§ TASK PROMPT
Each entry shown below is to be reproduced exactly.

----- THE DATA -----

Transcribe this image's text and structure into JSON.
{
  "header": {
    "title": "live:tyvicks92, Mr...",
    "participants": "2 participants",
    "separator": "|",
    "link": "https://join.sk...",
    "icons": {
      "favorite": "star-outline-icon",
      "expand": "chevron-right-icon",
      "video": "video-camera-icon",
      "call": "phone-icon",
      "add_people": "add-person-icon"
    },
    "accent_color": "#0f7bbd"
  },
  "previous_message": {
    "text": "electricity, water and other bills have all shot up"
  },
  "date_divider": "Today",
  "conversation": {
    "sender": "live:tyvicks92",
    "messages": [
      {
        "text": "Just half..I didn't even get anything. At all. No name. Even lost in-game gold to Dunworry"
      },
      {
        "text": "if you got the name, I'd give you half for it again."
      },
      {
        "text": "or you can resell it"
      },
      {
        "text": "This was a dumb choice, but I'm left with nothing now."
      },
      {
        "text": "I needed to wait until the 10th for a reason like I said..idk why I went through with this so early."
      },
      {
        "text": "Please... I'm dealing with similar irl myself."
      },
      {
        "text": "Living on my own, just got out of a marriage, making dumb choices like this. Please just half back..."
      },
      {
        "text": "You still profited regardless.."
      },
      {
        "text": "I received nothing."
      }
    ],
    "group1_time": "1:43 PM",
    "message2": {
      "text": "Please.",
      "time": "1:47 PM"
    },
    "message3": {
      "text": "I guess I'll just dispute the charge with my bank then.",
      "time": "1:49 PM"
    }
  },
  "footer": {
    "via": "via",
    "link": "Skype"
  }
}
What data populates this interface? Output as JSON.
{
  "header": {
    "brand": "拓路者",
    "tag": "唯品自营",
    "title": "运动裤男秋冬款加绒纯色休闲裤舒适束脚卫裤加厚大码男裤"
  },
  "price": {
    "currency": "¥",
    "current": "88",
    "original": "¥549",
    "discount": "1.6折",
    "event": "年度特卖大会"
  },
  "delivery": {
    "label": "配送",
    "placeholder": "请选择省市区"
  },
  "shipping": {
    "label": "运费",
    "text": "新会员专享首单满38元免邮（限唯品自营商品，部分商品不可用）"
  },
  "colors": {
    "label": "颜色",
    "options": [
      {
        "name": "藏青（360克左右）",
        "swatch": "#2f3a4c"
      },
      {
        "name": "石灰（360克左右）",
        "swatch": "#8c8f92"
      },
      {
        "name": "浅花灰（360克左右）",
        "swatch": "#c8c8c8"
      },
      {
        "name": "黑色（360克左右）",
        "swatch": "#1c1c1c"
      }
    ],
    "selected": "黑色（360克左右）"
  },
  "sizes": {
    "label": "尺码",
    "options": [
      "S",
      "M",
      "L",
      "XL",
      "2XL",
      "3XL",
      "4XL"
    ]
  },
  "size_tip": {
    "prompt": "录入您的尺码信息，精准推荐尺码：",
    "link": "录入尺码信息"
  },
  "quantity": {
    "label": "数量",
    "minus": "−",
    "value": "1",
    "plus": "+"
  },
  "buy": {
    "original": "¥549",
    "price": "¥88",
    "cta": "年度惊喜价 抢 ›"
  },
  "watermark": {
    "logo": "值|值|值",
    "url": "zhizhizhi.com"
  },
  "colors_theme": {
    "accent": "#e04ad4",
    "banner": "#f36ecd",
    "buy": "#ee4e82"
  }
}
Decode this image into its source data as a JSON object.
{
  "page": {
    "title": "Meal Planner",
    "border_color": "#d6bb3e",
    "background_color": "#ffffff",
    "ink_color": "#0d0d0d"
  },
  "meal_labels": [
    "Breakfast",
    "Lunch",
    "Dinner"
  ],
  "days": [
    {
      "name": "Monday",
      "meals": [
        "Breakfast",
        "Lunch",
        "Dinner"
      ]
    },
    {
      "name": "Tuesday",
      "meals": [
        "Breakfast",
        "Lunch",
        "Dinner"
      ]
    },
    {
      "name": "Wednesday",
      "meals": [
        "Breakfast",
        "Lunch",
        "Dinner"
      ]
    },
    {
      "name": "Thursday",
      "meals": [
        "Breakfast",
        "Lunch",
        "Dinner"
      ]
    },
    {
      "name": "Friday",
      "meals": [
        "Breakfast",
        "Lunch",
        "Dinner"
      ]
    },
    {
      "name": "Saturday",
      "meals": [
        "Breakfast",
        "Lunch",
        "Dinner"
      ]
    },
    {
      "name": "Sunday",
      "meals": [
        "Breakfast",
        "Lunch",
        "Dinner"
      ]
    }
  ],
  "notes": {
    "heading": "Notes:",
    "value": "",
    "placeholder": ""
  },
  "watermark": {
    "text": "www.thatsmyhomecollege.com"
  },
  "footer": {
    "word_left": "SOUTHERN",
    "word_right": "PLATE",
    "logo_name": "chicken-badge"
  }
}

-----

§ TASK OUTPUT
Transcribe this image's text and structure into JSON.
{
  "header": {
    "title": "live:tyvicks92, Mr...",
    "participants": "2 participants",
    "separator": "|",
    "link": "https://join.sk...",
    "icons": {
      "favorite": "star-outline-icon",
      "expand": "chevron-right-icon",
      "video": "video-camera-icon",
      "call": "phone-icon",
      "add_people": "add-person-icon"
    },
    "accent_color": "#0f7bbd"
  },
  "previous_message": {
    "text": "electricity, water and other bills have all shot up"
  },
  "date_divider": "Today",
  "conversation": {
    "sender": "live:tyvicks92",
    "messages": [
      {
        "text": "Just half..I didn't even get anything. At all. No name. Even lost in-game gold to Dunworry"
      },
      {
        "text": "if you got the name, I'd give you half for it again."
      },
      {
        "text": "or you can resell it"
      },
      {
        "text": "This was a dumb choice, but I'm left with nothing now."
      },
      {
        "text": "I needed to wait until the 10th for a reason like I said..idk why I went through with this so early."
      },
      {
        "text": "Please... I'm dealing with similar irl myself."
      },
      {
        "text": "Living on my own, just got out of a marriage, making dumb choices like this. Please just half back..."
      },
      {
        "text": "You still profited regardless.."
      },
      {
        "text": "I received nothing."
      }
    ],
    "group1_time": "1:43 PM",
    "message2": {
      "text": "Please.",
      "time": "1:47 PM"
    },
    "message3": {
      "text": "I guess I'll just dispute the charge with my bank then.",
      "time": "1:49 PM"
    }
  },
  "footer": {
    "via": "via",
    "link": "Skype"
  }
}
What data populates this interface? Output as JSON.
{
  "header": {
    "brand": "拓路者",
    "tag": "唯品自营",
    "title": "运动裤男秋冬款加绒纯色休闲裤舒适束脚卫裤加厚大码男裤"
  },
  "price": {
    "currency": "¥",
    "current": "88",
    "original": "¥549",
    "discount": "1.6折",
    "event": "年度特卖大会"
  },
  "delivery": {
    "label": "配送",
    "placeholder": "请选择省市区"
  },
  "shipping": {
    "label": "运费",
    "text": "新会员专享首单满38元免邮（限唯品自营商品，部分商品不可用）"
  },
  "colors": {
    "label": "颜色",
    "options": [
      {
        "name": "藏青（360克左右）",
        "swatch": "#2f3a4c"
      },
      {
        "name": "石灰（360克左右）",
        "swatch": "#8c8f92"
      },
      {
        "name": "浅花灰（360克左右）",
        "swatch": "#c8c8c8"
      },
      {
        "name": "黑色（360克左右）",
        "swatch": "#1c1c1c"
      }
    ],
    "selected": "黑色（360克左右）"
  },
  "sizes": {
    "label": "尺码",
    "options": [
      "S",
      "M",
      "L",
      "XL",
      "2XL",
      "3XL",
      "4XL"
    ]
  },
  "size_tip": {
    "prompt": "录入您的尺码信息，精准推荐尺码：",
    "link": "录入尺码信息"
  },
  "quantity": {
    "label": "数量",
    "minus": "−",
    "value": "1",
    "plus": "+"
  },
  "buy": {
    "original": "¥549",
    "price": "¥88",
    "cta": "年度惊喜价 抢 ›"
  },
  "watermark": {
    "logo": "值|值|值",
    "url": "zhizhizhi.com"
  },
  "colors_theme": {
    "accent": "#e04ad4",
    "banner": "#f36ecd",
    "buy": "#ee4e82"
  }
}
Decode this image into its source data as a JSON object.
{
  "page": {
    "title": "Meal Planner",
    "border_color": "#d6bb3e",
    "background_color": "#ffffff",
    "ink_color": "#0d0d0d"
  },
  "meal_labels": [
    "Breakfast",
    "Lunch",
    "Dinner"
  ],
  "days": [
    {
      "name": "Monday",
      "meals": [
        "Breakfast",
        "Lunch",
        "Dinner"
      ]
    },
    {
      "name": "Tuesday",
      "meals": [
        "Breakfast",
        "Lunch",
        "Dinner"
      ]
    },
    {
      "name": "Wednesday",
      "meals": [
        "Breakfast",
        "Lunch",
        "Dinner"
      ]
    },
    {
      "name": "Thursday",
      "meals": [
        "Breakfast",
        "Lunch",
        "Dinner"
      ]
    },
    {
      "name": "Friday",
      "meals": [
        "Breakfast",
        "Lunch",
        "Dinner"
      ]
    },
    {
      "name": "Saturday",
      "meals": [
        "Breakfast",
        "Lunch",
        "Dinner"
      ]
    },
    {
      "name": "Sunday",
      "meals": [
        "Breakfast",
        "Lunch",
        "Dinner"
      ]
    }
  ],
  "notes": {
    "heading": "Notes:",
    "value": "",
    "placeholder": ""
  },
  "watermark": {
    "text": "www.thatsmyhomecollege.com"
  },
  "footer": {
    "word_left": "SOUTHERN",
    "word_right": "PLATE",
    "logo_name": "chicken-badge"
  }
}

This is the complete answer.